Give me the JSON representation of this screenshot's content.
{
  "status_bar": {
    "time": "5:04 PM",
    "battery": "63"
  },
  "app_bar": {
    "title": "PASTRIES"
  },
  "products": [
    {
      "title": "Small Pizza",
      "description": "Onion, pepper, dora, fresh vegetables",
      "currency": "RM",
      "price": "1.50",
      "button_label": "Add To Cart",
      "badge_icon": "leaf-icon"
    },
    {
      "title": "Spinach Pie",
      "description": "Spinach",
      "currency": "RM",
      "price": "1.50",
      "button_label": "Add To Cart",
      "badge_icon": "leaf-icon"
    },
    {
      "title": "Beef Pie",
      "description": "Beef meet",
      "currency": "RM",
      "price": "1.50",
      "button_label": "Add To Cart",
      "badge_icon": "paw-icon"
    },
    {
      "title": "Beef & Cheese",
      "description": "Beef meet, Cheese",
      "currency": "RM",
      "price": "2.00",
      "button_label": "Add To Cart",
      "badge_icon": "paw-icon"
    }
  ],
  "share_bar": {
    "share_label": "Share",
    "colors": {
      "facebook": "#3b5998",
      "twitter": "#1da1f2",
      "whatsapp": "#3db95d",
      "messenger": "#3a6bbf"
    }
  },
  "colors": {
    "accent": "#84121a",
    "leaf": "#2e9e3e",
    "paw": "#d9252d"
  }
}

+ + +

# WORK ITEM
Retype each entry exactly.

# RESULT FOR THIS EXERCISE
Give me the JSON representation of this screenshot's content.
{
  "status_bar": {
    "time": "5:04 PM",
    "battery": "63"
  },
  "app_bar": {
    "title": "PASTRIES"
  },
  "products": [
    {
      "title": "Small Pizza",
      "description": "Onion, pepper, dora, fresh vegetables",
      "currency": "RM",
      "price": "1.50",
      "button_label": "Add To Cart",
      "badge_icon": "leaf-icon"
    },
    {
      "title": "Spinach Pie",
      "description": "Spinach",
      "currency": "RM",
      "price": "1.50",
      "button_label": "Add To Cart",
      "badge_icon": "leaf-icon"
    },
    {
      "title": "Beef Pie",
      "description": "Beef meet",
      "currency": "RM",
      "price": "1.50",
      "button_label": "Add To Cart",
      "badge_icon": "paw-icon"
    },
    {
      "title": "Beef & Cheese",
      "description": "Beef meet, Cheese",
      "currency": "RM",
      "price": "2.00",
      "button_label": "Add To Cart",
      "badge_icon": "paw-icon"
    }
  ],
  "share_bar": {
    "share_label": "Share",
    "colors": {
      "facebook": "#3b5998",
      "twitter": "#1da1f2",
      "whatsapp": "#3db95d",
      "messenger": "#3a6bbf"
    }
  },
  "colors": {
    "accent": "#84121a",
    "leaf": "#2e9e3e",
    "paw": "#d9252d"
  }
}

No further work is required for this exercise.